## TASK OBJECTIVE:
Using the data below, gather each line that includes the word "Cookies".

## DATA SHOWN:
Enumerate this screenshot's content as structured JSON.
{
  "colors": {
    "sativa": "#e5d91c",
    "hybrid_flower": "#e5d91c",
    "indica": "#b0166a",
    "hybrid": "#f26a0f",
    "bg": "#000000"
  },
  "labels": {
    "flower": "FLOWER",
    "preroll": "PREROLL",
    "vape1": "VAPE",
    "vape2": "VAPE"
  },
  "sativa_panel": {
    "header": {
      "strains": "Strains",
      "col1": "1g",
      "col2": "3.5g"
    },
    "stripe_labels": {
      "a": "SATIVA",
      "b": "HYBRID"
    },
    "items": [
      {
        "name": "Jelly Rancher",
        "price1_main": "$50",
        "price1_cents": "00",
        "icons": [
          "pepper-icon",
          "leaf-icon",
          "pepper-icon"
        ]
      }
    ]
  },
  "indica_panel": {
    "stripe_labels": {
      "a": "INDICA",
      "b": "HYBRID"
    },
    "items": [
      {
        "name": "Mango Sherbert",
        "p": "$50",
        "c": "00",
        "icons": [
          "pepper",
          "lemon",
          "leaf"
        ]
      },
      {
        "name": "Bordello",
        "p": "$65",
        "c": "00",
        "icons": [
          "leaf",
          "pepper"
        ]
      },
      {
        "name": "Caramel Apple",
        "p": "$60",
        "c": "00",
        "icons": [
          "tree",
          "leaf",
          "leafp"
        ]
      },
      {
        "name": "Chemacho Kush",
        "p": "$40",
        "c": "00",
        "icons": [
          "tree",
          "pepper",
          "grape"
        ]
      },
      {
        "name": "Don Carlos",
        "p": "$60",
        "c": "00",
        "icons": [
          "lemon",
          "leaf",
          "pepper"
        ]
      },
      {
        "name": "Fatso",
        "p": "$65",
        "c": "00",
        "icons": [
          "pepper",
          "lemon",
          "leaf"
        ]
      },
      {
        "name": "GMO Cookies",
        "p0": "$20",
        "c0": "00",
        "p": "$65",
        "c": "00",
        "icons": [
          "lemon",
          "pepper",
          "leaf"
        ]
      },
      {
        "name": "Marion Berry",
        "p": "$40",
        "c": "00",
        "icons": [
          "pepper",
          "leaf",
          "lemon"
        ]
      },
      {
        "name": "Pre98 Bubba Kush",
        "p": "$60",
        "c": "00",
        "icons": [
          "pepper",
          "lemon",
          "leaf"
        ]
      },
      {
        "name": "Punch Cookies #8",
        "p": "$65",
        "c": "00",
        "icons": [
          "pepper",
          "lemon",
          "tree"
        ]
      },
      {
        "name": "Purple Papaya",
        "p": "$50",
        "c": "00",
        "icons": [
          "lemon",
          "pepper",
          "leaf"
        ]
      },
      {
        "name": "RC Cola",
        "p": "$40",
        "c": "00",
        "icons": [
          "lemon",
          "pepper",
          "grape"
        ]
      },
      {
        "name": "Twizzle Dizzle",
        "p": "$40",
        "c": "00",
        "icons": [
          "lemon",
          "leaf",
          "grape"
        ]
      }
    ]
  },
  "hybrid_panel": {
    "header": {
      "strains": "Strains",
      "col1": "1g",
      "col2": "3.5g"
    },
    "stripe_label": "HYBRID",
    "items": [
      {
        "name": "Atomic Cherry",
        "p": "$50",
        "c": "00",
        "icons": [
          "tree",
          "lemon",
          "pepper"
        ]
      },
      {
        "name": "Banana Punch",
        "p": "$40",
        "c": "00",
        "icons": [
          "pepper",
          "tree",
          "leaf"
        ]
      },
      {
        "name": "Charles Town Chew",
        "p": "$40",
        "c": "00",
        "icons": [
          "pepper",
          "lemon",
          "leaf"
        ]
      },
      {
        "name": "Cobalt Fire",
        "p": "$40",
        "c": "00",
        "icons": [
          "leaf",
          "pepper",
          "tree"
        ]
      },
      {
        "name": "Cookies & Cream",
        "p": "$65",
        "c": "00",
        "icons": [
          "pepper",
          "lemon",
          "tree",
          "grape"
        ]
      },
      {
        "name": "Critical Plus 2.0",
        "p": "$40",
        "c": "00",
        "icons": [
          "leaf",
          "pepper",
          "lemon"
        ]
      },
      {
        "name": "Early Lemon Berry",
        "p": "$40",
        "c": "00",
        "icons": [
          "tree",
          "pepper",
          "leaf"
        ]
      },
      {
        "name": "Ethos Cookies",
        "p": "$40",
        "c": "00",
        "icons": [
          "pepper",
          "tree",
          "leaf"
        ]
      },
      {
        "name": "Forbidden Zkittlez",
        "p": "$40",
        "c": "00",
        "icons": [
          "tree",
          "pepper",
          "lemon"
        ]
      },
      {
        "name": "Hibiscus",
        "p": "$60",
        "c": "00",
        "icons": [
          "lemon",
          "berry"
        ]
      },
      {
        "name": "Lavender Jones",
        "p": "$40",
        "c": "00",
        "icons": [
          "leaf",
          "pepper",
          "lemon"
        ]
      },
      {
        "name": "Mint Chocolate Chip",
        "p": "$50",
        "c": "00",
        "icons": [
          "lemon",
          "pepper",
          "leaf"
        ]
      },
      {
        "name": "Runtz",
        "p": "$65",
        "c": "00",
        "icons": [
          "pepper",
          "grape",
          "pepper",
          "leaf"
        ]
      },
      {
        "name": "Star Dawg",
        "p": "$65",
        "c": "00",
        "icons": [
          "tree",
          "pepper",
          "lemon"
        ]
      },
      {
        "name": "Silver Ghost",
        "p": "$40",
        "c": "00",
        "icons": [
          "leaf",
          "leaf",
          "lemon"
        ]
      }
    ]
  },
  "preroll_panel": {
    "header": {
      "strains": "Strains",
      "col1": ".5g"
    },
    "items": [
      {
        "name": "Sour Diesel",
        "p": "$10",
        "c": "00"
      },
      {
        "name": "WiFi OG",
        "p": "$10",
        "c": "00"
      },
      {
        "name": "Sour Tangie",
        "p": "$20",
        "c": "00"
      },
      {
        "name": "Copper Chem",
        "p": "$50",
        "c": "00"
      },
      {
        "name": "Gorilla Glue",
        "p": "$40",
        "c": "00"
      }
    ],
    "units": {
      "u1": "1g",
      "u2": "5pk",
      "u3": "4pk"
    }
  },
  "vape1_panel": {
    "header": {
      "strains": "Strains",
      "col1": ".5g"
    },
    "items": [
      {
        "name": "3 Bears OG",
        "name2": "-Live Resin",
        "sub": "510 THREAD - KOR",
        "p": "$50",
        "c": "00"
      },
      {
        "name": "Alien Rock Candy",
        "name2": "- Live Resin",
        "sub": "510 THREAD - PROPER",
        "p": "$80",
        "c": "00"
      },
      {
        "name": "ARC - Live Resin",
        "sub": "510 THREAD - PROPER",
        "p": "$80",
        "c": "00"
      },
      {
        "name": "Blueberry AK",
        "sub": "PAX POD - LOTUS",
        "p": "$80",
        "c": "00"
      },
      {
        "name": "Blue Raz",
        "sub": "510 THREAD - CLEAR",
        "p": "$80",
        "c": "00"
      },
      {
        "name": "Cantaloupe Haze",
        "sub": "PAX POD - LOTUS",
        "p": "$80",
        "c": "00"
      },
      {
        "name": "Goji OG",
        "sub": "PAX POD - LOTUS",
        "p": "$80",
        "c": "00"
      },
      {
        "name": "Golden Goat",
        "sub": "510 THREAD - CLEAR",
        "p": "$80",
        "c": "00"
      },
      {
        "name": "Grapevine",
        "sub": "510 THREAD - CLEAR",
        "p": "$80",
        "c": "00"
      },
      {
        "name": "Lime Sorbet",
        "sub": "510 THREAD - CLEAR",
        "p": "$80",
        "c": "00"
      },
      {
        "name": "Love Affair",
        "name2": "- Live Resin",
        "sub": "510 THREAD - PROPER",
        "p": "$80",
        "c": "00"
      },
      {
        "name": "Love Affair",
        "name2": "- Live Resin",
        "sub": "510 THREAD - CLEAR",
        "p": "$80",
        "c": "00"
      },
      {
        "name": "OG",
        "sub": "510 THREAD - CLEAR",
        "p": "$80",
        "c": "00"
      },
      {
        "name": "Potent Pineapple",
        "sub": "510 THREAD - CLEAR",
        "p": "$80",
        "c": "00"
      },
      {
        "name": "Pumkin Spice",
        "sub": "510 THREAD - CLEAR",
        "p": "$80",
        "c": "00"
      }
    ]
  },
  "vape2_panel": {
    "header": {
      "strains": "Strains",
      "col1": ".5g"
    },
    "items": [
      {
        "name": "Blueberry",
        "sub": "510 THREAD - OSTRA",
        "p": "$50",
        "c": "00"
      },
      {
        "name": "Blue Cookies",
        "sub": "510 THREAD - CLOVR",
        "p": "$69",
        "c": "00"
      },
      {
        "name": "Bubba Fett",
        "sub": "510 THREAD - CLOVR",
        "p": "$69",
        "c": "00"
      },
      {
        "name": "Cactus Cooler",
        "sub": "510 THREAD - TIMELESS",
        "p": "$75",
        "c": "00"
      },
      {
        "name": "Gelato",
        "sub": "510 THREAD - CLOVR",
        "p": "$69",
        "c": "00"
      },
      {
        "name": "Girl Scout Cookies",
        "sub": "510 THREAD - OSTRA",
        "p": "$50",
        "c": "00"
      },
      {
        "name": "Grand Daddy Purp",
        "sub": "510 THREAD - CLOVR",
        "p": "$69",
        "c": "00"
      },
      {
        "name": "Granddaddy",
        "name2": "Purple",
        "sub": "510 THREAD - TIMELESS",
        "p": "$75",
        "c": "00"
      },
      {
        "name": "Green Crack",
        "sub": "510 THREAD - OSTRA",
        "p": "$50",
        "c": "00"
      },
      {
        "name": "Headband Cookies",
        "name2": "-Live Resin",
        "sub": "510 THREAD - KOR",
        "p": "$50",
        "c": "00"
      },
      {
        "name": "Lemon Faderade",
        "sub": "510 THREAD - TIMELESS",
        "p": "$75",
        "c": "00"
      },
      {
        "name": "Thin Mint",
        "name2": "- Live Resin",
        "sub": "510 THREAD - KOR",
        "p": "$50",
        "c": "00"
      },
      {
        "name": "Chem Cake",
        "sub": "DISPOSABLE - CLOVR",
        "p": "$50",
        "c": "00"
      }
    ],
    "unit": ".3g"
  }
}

## ANSWER BOX:
        "name": "GMO Cookies",
        "name": "Punch Cookies #8",
        "name": "Cookies & Cream",
        "name": "Ethos Cookies",
        "name": "Blue Cookies",
        "name": "Girl Scout Cookies",
        "name": "Headband Cookies",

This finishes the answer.